  13. Using a non-Jew is less of a transgression of Shabbat than having a Jew do the same action. Non-Jews are not commanded to observe Shabbat, and therefore they can help. As we will learn in future lessons, this is not a blanket solution for all situations (Orach Chaim 307:5).
  14. Though there are differing opinions as to whether taking medicines is allowed (Shemirat Shabbat K’Hilchato 34:4).
  15. Rambam (Shabbat 22:7); Shemirat Shabbat K’Hilchato 16:34.
  16. As we will learn, G-d willing, in the lesson on Mochaik (erasing), tearing through letters is not allowed.
  17. Orach Chaim 328:17; Shemirat Shabbat K’Hilchato 33:1:2, 3. Again, we must emphasize that determining which halachic category applies is an inexact science. You need to use your best judgment, and should consult with a proper halachic authority when one is available.
  18. These examples are given in Shemirat Shabbat K’Hilchato 34:1 and 39 Melochos, p. 490.
  19. Orach Chaim 307:5.
  20. Mishnah Berurah 328:86; 39 Melochos, p. 483.
  21. Talmud – Shabbat 122b; Mishnah Berurah 328:88
  22. Shemirat Shabbat K’Hilchato 35:38.
  23. Orach Chaim 328:23; Shemirat Shabbat K’Hilchato 35:20; 39 Melochos, p. 478-80. See Lesson #30 regarding the issue of glue on the band-aid.
  24. Mishnah – Shabbat 14:3

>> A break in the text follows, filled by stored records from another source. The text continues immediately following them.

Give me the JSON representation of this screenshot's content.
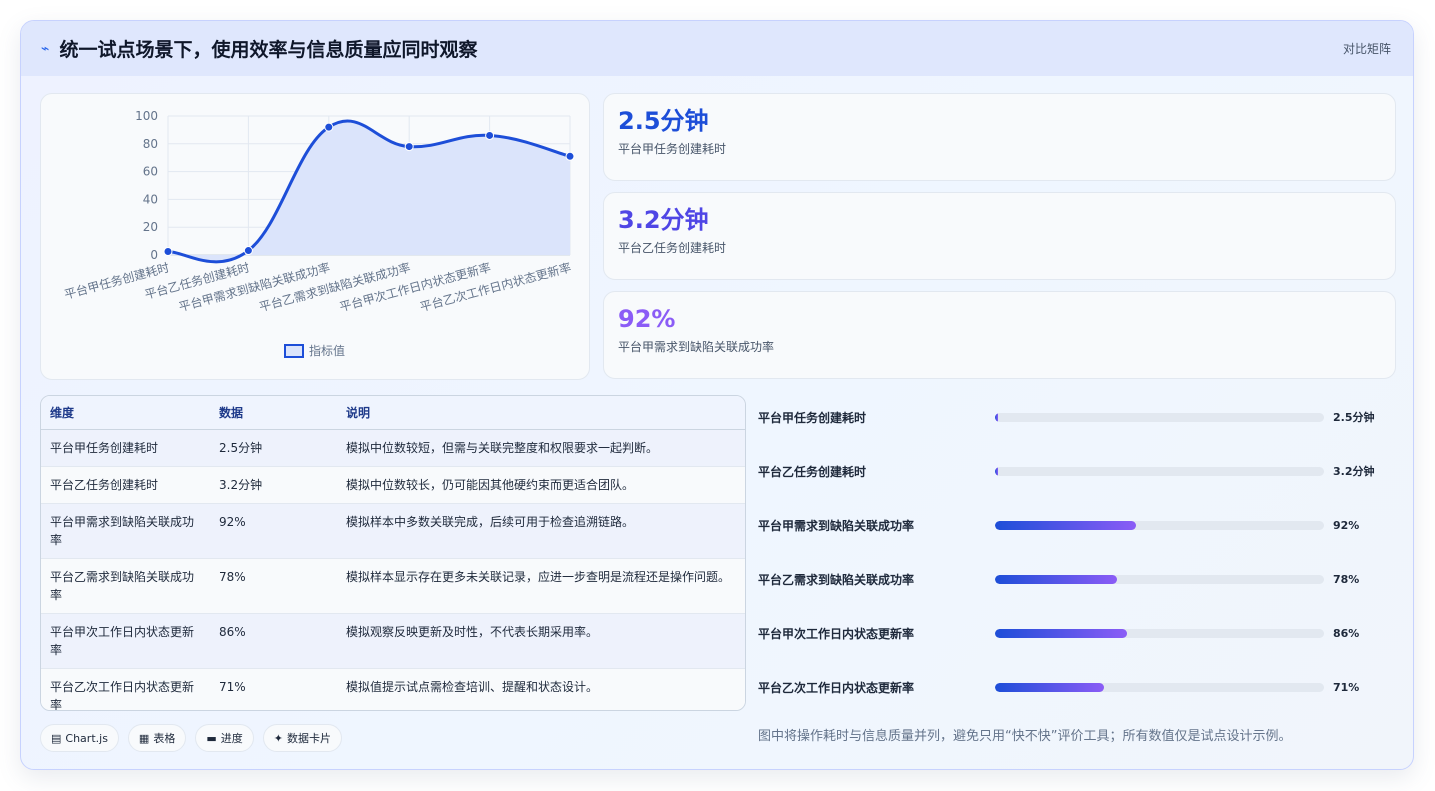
{
  "header": {
    "title": "统一试点场景下，使用效率与信息质量应同时观察",
    "title_icon": "pulse-icon",
    "tag": "对比矩阵"
  },
  "chart_data": {
    "type": "line",
    "categories": [
      "平台甲任务创建耗时",
      "平台乙任务创建耗时",
      "平台甲需求到缺陷关联成功率",
      "平台乙需求到缺陷关联成功率",
      "平台甲次工作日内状态更新率",
      "平台乙次工作日内状态更新率"
    ],
    "series": [
      {
        "name": "指标值",
        "values": [
          2.5,
          3.2,
          92,
          78,
          86,
          71
        ],
        "color": "#1d4ed8",
        "fill": "#dbe4fb"
      }
    ],
    "y_ticks": [
      "0",
      "20",
      "40",
      "60",
      "80",
      "100"
    ],
    "ylim": [
      0,
      100
    ],
    "grid": true,
    "legend_position": "bottom"
  },
  "kpis": [
    {
      "value": "2.5分钟",
      "label": "平台甲任务创建耗时",
      "color": "#1d4ed8"
    },
    {
      "value": "3.2分钟",
      "label": "平台乙任务创建耗时",
      "color": "#4f46e5"
    },
    {
      "value": "92%",
      "label": "平台甲需求到缺陷关联成功率",
      "color": "#8b5cf6"
    }
  ],
  "table": {
    "headers": [
      "维度",
      "数据",
      "说明"
    ],
    "rows": [
      [
        "平台甲任务创建耗时",
        "2.5分钟",
        "模拟中位数较短，但需与关联完整度和权限要求一起判断。"
      ],
      [
        "平台乙任务创建耗时",
        "3.2分钟",
        "模拟中位数较长，仍可能因其他硬约束而更适合团队。"
      ],
      [
        "平台甲需求到缺陷关联成功率",
        "92%",
        "模拟样本中多数关联完成，后续可用于检查追溯链路。"
      ],
      [
        "平台乙需求到缺陷关联成功率",
        "78%",
        "模拟样本显示存在更多未关联记录，应进一步查明是流程还是操作问题。"
      ],
      [
        "平台甲次工作日内状态更新率",
        "86%",
        "模拟观察反映更新及时性，不代表长期采用率。"
      ],
      [
        "平台乙次工作日内状态更新率",
        "71%",
        "模拟值提示试点需检查培训、提醒和状态设计。"
      ]
    ]
  },
  "progress": [
    {
      "label": "平台甲任务创建耗时",
      "value": "2.5分钟",
      "fraction": 0.01
    },
    {
      "label": "平台乙任务创建耗时",
      "value": "3.2分钟",
      "fraction": 0.01
    },
    {
      "label": "平台甲需求到缺陷关联成功率",
      "value": "92%",
      "fraction": 0.43
    },
    {
      "label": "平台乙需求到缺陷关联成功率",
      "value": "78%",
      "fraction": 0.37
    },
    {
      "label": "平台甲次工作日内状态更新率",
      "value": "86%",
      "fraction": 0.4
    },
    {
      "label": "平台乙次工作日内状态更新率",
      "value": "71%",
      "fraction": 0.33
    }
  ],
  "chips": [
    {
      "icon": "chart-icon",
      "glyph": "▤",
      "label": "Chart.js"
    },
    {
      "icon": "table-icon",
      "glyph": "▦",
      "label": "表格"
    },
    {
      "icon": "progress-icon",
      "glyph": "▬",
      "label": "进度"
    },
    {
      "icon": "sparkle-icon",
      "glyph": "✦",
      "label": "数据卡片"
    }
  ],
  "footnote": "图中将操作耗时与信息质量并列，避免只用“快不快”评价工具；所有数值仅是试点设计示例。"
}
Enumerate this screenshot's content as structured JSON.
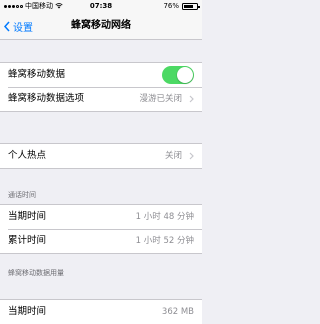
{
  "status_bar": {
    "carrier": "中国移动",
    "time": "07:38",
    "battery_percent": "76%",
    "battery_level": 0.76
  },
  "nav": {
    "back_label": "设置",
    "title": "蜂窝移动网络"
  },
  "cellular": {
    "data_label": "蜂窝移动数据",
    "data_enabled": true,
    "options_label": "蜂窝移动数据选项",
    "options_value": "漫游已关闭"
  },
  "hotspot": {
    "label": "个人热点",
    "value": "关闭"
  },
  "call_time": {
    "header": "通话时间",
    "current_label": "当期时间",
    "current_value": "1 小时 48 分钟",
    "total_label": "累计时间",
    "total_value": "1 小时 52 分钟"
  },
  "usage": {
    "header": "蜂窝移动数据用量",
    "current_label": "当期时间",
    "current_value": "362 MB"
  },
  "colors": {
    "accent": "#007aff",
    "toggle_on": "#4cd964",
    "background": "#efeff4"
  }
}
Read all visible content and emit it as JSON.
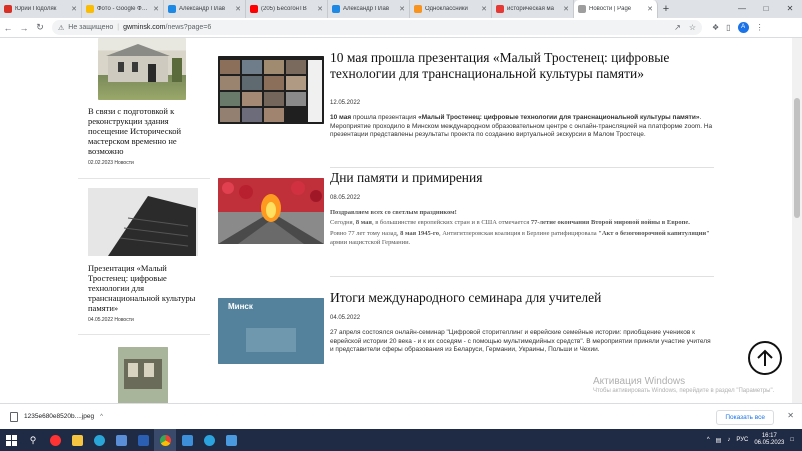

  25. Whereas taking a throat lozenge would be prohibited, since this is not something that healthy people normally do.